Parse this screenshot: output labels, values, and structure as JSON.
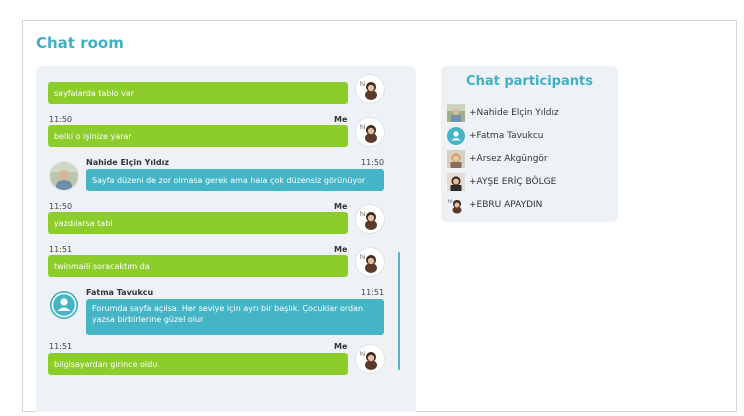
{
  "page": {
    "title": "Chat room"
  },
  "chat": {
    "messages": [
      {
        "kind": "me",
        "time": "",
        "label": "",
        "text": "sayfalarda tablo var"
      },
      {
        "kind": "me",
        "time": "11:50",
        "label": "Me",
        "text": "belki o işinize yarar"
      },
      {
        "kind": "other",
        "sender": "Nahide Elçin Yıldız",
        "time": "11:50",
        "text": "Sayfa düzeni de zor olmasa gerek ama hala çok düzensiz görünüyor"
      },
      {
        "kind": "me",
        "time": "11:50",
        "label": "Me",
        "text": "yazdılarsa tabi"
      },
      {
        "kind": "me",
        "time": "11:51",
        "label": "Me",
        "text": "twinmaili soracaktım da"
      },
      {
        "kind": "other",
        "sender": "Fatma Tavukcu",
        "time": "11:51",
        "text": "Forumda sayfa açılsa. Her seviye için ayrı bir başlık. Çocuklar ordan yazsa birbirlerine güzel olur"
      },
      {
        "kind": "me",
        "time": "11:51",
        "label": "Me",
        "text": "bilgisayardan girince oldu"
      }
    ]
  },
  "participants": {
    "title": "Chat participants",
    "items": [
      {
        "name": "+Nahide Elçin Yıldız",
        "icon": "photo-thumbnail-icon"
      },
      {
        "name": "+Fatma Tavukcu",
        "icon": "default-user-icon"
      },
      {
        "name": "+Arsez Akgüngör",
        "icon": "photo-thumbnail-icon"
      },
      {
        "name": "+AYŞE ERİÇ BÖLGE",
        "icon": "photo-thumbnail-icon"
      },
      {
        "name": "+EBRU APAYDIN",
        "icon": "cartoon-avatar-icon"
      }
    ]
  },
  "colors": {
    "accent": "#3fb1c6",
    "me_bubble": "#8ccd2b",
    "other_bubble": "#45b5c6",
    "panel": "#eef2f6"
  }
}
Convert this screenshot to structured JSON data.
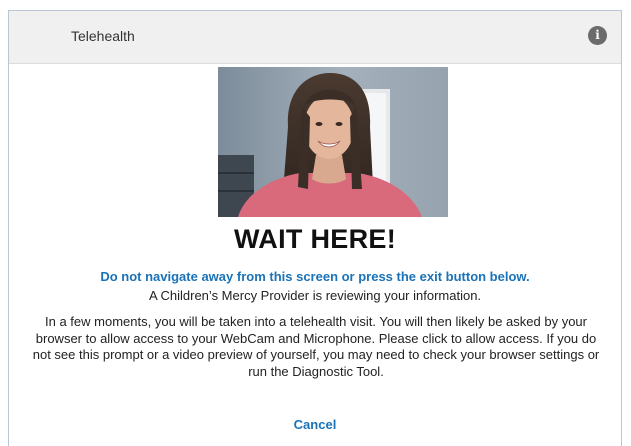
{
  "header": {
    "title": "Telehealth",
    "info_icon": "info-icon",
    "info_glyph": "i"
  },
  "video_preview": {
    "content": "webcam-self-preview"
  },
  "main": {
    "heading": "WAIT HERE!",
    "warning": "Do not navigate away from this screen or press the exit button below.",
    "reviewing": "A Children’s Mercy Provider is reviewing your information.",
    "instructions": "In a few moments, you will be taken into a telehealth visit.  You will then likely be asked by your browser to allow access to your WebCam and Microphone.  Please click to allow access.  If you do not see this prompt or a video preview of yourself, you may need to check your browser settings or run the Diagnostic Tool.",
    "cancel_label": "Cancel"
  },
  "colors": {
    "link_blue": "#1a73b8",
    "header_bg": "#f0f0f0",
    "frame_border": "#b9c6d6"
  }
}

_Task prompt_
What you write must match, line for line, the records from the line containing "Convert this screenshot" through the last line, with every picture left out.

_Worked solution_
Convert this screenshot to structured JSON data.
{
  "header": {
    "title": "Telehealth",
    "info_icon": "info-icon",
    "info_glyph": "i"
  },
  "video_preview": {
    "content": "webcam-self-preview"
  },
  "main": {
    "heading": "WAIT HERE!",
    "warning": "Do not navigate away from this screen or press the exit button below.",
    "reviewing": "A Children’s Mercy Provider is reviewing your information.",
    "instructions": "In a few moments, you will be taken into a telehealth visit.  You will then likely be asked by your browser to allow access to your WebCam and Microphone.  Please click to allow access.  If you do not see this prompt or a video preview of yourself, you may need to check your browser settings or run the Diagnostic Tool.",
    "cancel_label": "Cancel"
  },
  "colors": {
    "link_blue": "#1a73b8",
    "header_bg": "#f0f0f0",
    "frame_border": "#b9c6d6"
  }
}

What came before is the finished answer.